Still defining your organization’s corporate social responsibility initiatives?
Tis the season! What better time of year for small business owners, start-ups and entrepreneurs who haven’t already done so to dive in and begin establishing their social responsibility identity.
Corporate social responsibility is a broad term that encompasses the many elements that make a company a good citizen. But CSR goes beyond compliance, self-regulation and altruism to address how a business formulates and manages its humanitarian creed.
In a tough economy, most small businesses and start-ups also need to be creative when it comes to establishing a philanthropic foundation that can grow with the business. So where to start?
Start by forming a few east-to-implement strategies:
- Allow employees an hour or two during the workweek to volunteer their time and talents with a charity or cause of their choosing within the community. Pay them for the hours they’re volunteering. This type of encouragement is becoming common practice among larger corporations, as the benefits to the company far outweigh the cost of paying for an hour or two of an employee’s time spent out of the office. Your return will come in the form of employees’ heightened morale, sense of personal achievement, and improved productivity. Allowing staff members to volunteer for a cause they love—helping out at a local animal shelter for instance, or preparing lunch for an elderly neighbor—is an inexpensive way to earn loyalty. This may be the only time they have for volunteer work, especially for those with young families or second jobs.
- Offer employees the opportunity to volunteer with your company’s sponsorship projects, individually or as a team.
- Where possible and appropriate, include your customers in sponsorship projects. Dave Mason, Founder of CabinetHardware.org, offers online retail customers an opportunity to designate a portion of their purchase cost to any one of the charitable projects featured on the CabinetHardware.org website. Customers can also vote for those projects they feel are most deserving to become eligible for a monetary grant of between $1,000 and $10,000.
- If your company sells merchandise, donate some items to charitable causes. This way you can give back to your community while gaining some positive marketing exposure. Involve your employees in the process of choosing a charity or charities to receive donations.
If your goal is to enhance teamwork, a donation drive or an affiliation with a charity like Habitat for Humanity could be a perfect opportunity to rally employees for work on a single project.
Consider allowing employees to perform pro-bono services utilizing their professional skills or expertise to help people who need your services but can’t afford them. Legal services are a common example of pro-bono volunteer work. Company initiatives in the forms of charity commitments, volunteerism, support for the Arts, education, medical research and aid for disaster victims should be featured prominently on your company website and in marketing literature.
CabinetHardware.org founder Dave Mason designed the innovative FlowOver Project to be the cutting edge charitable arm of CabinetHardware.org.
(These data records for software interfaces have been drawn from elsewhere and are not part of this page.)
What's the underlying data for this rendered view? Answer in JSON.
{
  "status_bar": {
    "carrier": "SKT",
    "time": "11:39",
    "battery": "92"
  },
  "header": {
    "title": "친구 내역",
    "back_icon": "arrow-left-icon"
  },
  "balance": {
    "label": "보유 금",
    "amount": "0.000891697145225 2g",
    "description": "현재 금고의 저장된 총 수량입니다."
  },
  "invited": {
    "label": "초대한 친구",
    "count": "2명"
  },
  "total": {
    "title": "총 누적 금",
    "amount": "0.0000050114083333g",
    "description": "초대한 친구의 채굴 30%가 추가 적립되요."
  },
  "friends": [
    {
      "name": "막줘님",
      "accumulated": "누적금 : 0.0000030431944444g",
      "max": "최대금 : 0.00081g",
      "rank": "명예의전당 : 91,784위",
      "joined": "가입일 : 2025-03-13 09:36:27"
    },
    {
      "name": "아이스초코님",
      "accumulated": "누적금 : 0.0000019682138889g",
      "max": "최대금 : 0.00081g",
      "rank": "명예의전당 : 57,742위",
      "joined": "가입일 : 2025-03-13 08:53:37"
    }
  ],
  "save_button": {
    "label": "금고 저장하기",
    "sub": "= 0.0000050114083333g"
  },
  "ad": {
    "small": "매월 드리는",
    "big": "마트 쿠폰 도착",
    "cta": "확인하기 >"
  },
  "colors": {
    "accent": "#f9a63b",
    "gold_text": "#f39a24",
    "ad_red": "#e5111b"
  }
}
FlowOver makes it easy and painless for retail customers to participate in the company’s humanitarian endeavors.
The first-of-its-kind FlowOver project combines the powers of ecommerce and crowdfunding to make a difference in peoples lives.
Research on corporate stewardship programs has found that those businesses with established, well-defined CSR initiatives benefit from more motivated and productive employees who enjoy working for a company that is committed to social and humanitarian causes.
Whether raising funds for disaster victims or building decent schools in the world’s poorest communities, studies of business models and companies with and without CSR initiatives in place find that the more benevolent the company, the more loyal and involved employees will be in their jobs.
The possibilities for creating CSR initiatives within your small business are endless, as inexpensive as you need them to be, and easy to implement. The sooner you start, the sooner you and your company can make an impact on the community before the holiday season is in full gear.
Most companies today, regardless of size, love the idea of corporate social responsibility. Big corporations proudly trumpet their CSR enterprise and leadership, and the global impact they have. Subaru, Coca-Cola, Microsoft, Google and many other business leaders have entire company divisions devoted to their corporate social responsibility initiatives.
Most importantly, when it comes to establishing your social responsibility platform, find ways to include your employees, think outside the box to come up with fundraising opportunities that sere a specific purpose (teamwork building, employee empowerment, etc.) and if it’s possible and appropriate, make your efforts as interactive as possible with your customers.